→ REQUIRED WORK: Show every line in the entries below where the word "label" appears.

- - -

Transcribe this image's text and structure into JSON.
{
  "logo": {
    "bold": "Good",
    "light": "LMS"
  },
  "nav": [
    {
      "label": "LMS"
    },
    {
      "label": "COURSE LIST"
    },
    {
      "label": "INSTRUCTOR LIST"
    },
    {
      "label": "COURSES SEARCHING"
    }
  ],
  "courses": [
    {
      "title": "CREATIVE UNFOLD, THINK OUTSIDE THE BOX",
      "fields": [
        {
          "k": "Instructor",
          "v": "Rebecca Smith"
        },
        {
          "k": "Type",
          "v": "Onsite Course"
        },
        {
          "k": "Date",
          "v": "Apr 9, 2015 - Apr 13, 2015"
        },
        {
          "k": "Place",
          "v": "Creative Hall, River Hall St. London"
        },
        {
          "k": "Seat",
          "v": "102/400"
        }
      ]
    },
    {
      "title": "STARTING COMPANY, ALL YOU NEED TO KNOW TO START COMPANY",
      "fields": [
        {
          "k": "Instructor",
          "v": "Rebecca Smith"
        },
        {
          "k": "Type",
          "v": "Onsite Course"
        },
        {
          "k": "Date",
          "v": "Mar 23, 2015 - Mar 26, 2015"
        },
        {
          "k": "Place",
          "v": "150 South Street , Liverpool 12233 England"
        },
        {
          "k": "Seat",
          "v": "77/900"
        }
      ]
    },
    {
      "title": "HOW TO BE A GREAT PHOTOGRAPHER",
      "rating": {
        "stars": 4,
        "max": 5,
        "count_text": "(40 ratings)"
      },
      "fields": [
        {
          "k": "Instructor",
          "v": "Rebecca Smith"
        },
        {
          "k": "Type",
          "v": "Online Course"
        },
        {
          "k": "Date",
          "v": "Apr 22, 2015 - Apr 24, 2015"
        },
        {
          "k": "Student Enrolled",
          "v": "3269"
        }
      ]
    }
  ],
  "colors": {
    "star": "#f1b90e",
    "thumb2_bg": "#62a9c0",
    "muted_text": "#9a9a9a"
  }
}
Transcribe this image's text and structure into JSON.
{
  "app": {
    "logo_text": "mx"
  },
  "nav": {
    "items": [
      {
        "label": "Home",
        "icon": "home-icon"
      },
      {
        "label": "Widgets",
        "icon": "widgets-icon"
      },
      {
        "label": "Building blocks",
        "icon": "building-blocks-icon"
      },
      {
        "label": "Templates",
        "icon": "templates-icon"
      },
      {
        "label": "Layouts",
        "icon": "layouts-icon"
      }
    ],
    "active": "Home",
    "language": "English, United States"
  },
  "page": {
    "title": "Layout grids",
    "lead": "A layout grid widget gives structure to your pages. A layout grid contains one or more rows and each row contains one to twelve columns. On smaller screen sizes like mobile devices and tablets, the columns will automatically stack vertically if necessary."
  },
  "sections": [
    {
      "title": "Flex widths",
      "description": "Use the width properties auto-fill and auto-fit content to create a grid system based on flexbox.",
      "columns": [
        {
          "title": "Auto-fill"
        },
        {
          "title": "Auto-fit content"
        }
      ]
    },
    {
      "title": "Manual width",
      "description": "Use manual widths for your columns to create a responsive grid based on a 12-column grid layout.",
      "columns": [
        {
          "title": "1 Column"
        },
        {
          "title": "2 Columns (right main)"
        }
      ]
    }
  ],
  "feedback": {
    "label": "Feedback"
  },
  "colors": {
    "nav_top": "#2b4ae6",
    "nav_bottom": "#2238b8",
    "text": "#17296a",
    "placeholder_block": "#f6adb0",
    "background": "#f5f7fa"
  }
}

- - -

→ RESPONSE AREA:
      "label": "LMS"
      "label": "COURSE LIST"
      "label": "INSTRUCTOR LIST"
      "label": "COURSES SEARCHING"
        "label": "Home",
        "label": "Widgets",
        "label": "Building blocks",
        "label": "Templates",
        "label": "Layouts",
    "label": "Feedback"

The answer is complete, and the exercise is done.